Throughout Tuesdays with Morrie, Mitch Albom writes about his experience with a genuinely loving person. He states that when a person accepts death, then they really begin to learn how to live (Mitch Albom). Morrie gets in touch with personality and touches everyone else's as well. He surrounds himself and others with love. After being diagnosed with Lou Gehrig's Disease, his body whithers, not his mind. Mitch goes to him for security. Mitch is highly interested in his job, and anything but his relationships for a major portion of his life. Once he brings himself back to Morrie, his coach from college, he makes himself one with his spirituality and is willing to accept and better his faults of letting everyday culture and society run his life, not his self.

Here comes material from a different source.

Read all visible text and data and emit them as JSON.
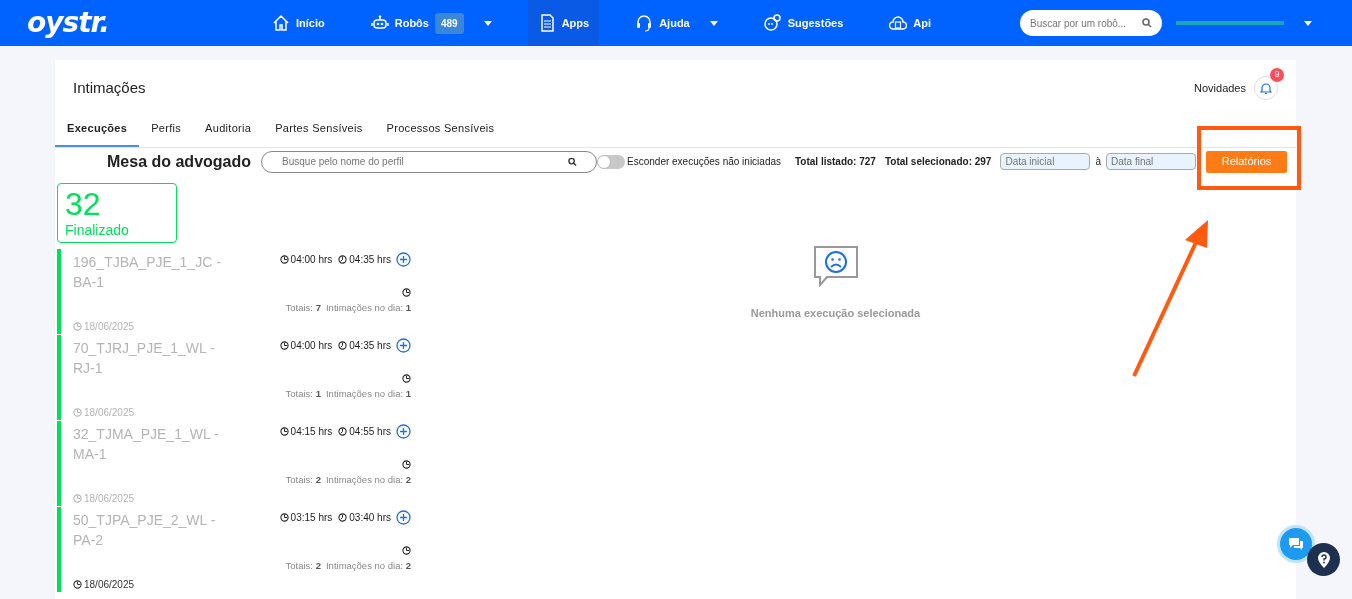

On the fifth Tuesday Morrie and Mitch talk about family. Morrie brings up the topic of security found in family. There is a spiritual security of a family always watching out for a person, and nothing else can give a person that. Mitch, in Tuesdays with Morrie has no children and has never been involved or even though about starting a family. He sees children as tying him down. There is a moment of realization for Mitch when Morrie tells Mitch that he would not have missed the experience of having kids for anything. There is nothing more humbling in this story than the total giving of one's self. Love is this context is totally unselfish, and the responsibility of a child is greater than any job or any feeling money can give. In my life, I am selfish and not understanding of the love my parents have for me as their child. It is easy to take things for granted and the sacrifice they make for me I have come to know all too well, so it has caused a lack of appreciation. Morrie is able to look back and see the meaning aspects of a family relationship because he does not have society in the way during his illness to block the true meaning of family and relationships.